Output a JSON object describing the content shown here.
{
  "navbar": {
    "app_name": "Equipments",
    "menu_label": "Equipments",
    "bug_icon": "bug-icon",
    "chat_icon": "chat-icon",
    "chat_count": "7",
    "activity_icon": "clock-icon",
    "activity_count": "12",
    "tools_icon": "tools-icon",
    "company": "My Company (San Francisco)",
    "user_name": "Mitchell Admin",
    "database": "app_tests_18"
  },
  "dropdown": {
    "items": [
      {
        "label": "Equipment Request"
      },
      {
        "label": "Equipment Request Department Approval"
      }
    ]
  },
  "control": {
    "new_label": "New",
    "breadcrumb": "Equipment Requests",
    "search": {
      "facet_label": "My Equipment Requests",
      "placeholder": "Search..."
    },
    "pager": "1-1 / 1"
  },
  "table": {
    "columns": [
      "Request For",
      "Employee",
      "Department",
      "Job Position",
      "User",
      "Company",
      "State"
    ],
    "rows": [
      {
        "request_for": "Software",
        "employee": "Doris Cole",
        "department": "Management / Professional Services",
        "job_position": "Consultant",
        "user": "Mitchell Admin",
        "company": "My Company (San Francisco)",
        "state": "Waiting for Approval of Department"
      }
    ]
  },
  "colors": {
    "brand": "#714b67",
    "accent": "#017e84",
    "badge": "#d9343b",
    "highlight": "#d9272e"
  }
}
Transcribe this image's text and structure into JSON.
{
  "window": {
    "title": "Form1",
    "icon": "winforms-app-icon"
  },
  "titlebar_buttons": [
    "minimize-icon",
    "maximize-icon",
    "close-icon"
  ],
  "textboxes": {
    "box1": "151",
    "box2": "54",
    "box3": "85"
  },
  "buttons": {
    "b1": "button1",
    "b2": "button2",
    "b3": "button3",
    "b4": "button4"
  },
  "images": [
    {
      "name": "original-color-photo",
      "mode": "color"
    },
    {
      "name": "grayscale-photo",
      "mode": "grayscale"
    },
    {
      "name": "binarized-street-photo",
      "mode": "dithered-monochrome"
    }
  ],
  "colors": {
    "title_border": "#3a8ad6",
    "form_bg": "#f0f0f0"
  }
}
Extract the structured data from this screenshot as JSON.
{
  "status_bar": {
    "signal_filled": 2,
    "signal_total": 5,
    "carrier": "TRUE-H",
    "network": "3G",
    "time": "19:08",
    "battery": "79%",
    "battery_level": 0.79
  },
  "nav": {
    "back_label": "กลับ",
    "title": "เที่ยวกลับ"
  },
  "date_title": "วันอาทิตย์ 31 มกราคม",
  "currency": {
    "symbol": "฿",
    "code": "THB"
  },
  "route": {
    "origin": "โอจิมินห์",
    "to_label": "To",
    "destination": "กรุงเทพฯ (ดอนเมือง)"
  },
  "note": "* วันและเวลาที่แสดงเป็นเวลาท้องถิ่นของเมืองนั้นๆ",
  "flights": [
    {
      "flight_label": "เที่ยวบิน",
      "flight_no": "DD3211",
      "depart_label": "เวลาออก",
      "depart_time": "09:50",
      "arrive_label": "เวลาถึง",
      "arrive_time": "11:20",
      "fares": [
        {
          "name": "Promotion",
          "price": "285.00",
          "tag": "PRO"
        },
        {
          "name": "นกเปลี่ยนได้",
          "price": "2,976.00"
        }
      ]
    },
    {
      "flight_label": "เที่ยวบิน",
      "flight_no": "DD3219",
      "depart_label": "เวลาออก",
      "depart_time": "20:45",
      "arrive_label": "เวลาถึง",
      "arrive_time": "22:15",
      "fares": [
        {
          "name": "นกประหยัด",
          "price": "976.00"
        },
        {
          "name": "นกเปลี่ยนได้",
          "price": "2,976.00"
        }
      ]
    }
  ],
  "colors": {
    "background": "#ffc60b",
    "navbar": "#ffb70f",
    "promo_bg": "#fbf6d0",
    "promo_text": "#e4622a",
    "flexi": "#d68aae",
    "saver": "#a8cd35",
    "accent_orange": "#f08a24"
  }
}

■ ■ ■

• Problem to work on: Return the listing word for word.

• Result of the exercise:
Output a JSON object describing the content shown here.
{
  "navbar": {
    "app_name": "Equipments",
    "menu_label": "Equipments",
    "bug_icon": "bug-icon",
    "chat_icon": "chat-icon",
    "chat_count": "7",
    "activity_icon": "clock-icon",
    "activity_count": "12",
    "tools_icon": "tools-icon",
    "company": "My Company (San Francisco)",
    "user_name": "Mitchell Admin",
    "database": "app_tests_18"
  },
  "dropdown": {
    "items": [
      {
        "label": "Equipment Request"
      },
      {
        "label": "Equipment Request Department Approval"
      }
    ]
  },
  "control": {
    "new_label": "New",
    "breadcrumb": "Equipment Requests",
    "search": {
      "facet_label": "My Equipment Requests",
      "placeholder": "Search..."
    },
    "pager": "1-1 / 1"
  },
  "table": {
    "columns": [
      "Request For",
      "Employee",
      "Department",
      "Job Position",
      "User",
      "Company",
      "State"
    ],
    "rows": [
      {
        "request_for": "Software",
        "employee": "Doris Cole",
        "department": "Management / Professional Services",
        "job_position": "Consultant",
        "user": "Mitchell Admin",
        "company": "My Company (San Francisco)",
        "state": "Waiting for Approval of Department"
      }
    ]
  },
  "colors": {
    "brand": "#714b67",
    "accent": "#017e84",
    "badge": "#d9343b",
    "highlight": "#d9272e"
  }
}
Transcribe this image's text and structure into JSON.
{
  "window": {
    "title": "Form1",
    "icon": "winforms-app-icon"
  },
  "titlebar_buttons": [
    "minimize-icon",
    "maximize-icon",
    "close-icon"
  ],
  "textboxes": {
    "box1": "151",
    "box2": "54",
    "box3": "85"
  },
  "buttons": {
    "b1": "button1",
    "b2": "button2",
    "b3": "button3",
    "b4": "button4"
  },
  "images": [
    {
      "name": "original-color-photo",
      "mode": "color"
    },
    {
      "name": "grayscale-photo",
      "mode": "grayscale"
    },
    {
      "name": "binarized-street-photo",
      "mode": "dithered-monochrome"
    }
  ],
  "colors": {
    "title_border": "#3a8ad6",
    "form_bg": "#f0f0f0"
  }
}
Extract the structured data from this screenshot as JSON.
{
  "status_bar": {
    "signal_filled": 2,
    "signal_total": 5,
    "carrier": "TRUE-H",
    "network": "3G",
    "time": "19:08",
    "battery": "79%",
    "battery_level": 0.79
  },
  "nav": {
    "back_label": "กลับ",
    "title": "เที่ยวกลับ"
  },
  "date_title": "วันอาทิตย์ 31 มกราคม",
  "currency": {
    "symbol": "฿",
    "code": "THB"
  },
  "route": {
    "origin": "โอจิมินห์",
    "to_label": "To",
    "destination": "กรุงเทพฯ (ดอนเมือง)"
  },
  "note": "* วันและเวลาที่แสดงเป็นเวลาท้องถิ่นของเมืองนั้นๆ",
  "flights": [
    {
      "flight_label": "เที่ยวบิน",
      "flight_no": "DD3211",
      "depart_label": "เวลาออก",
      "depart_time": "09:50",
      "arrive_label": "เวลาถึง",
      "arrive_time": "11:20",
      "fares": [
        {
          "name": "Promotion",
          "price": "285.00",
          "tag": "PRO"
        },
        {
          "name": "นกเปลี่ยนได้",
          "price": "2,976.00"
        }
      ]
    },
    {
      "flight_label": "เที่ยวบิน",
      "flight_no": "DD3219",
      "depart_label": "เวลาออก",
      "depart_time": "20:45",
      "arrive_label": "เวลาถึง",
      "arrive_time": "22:15",
      "fares": [
        {
          "name": "นกประหยัด",
          "price": "976.00"
        },
        {
          "name": "นกเปลี่ยนได้",
          "price": "2,976.00"
        }
      ]
    }
  ],
  "colors": {
    "background": "#ffc60b",
    "navbar": "#ffb70f",
    "promo_bg": "#fbf6d0",
    "promo_text": "#e4622a",
    "flexi": "#d68aae",
    "saver": "#a8cd35",
    "accent_orange": "#f08a24"
  }
}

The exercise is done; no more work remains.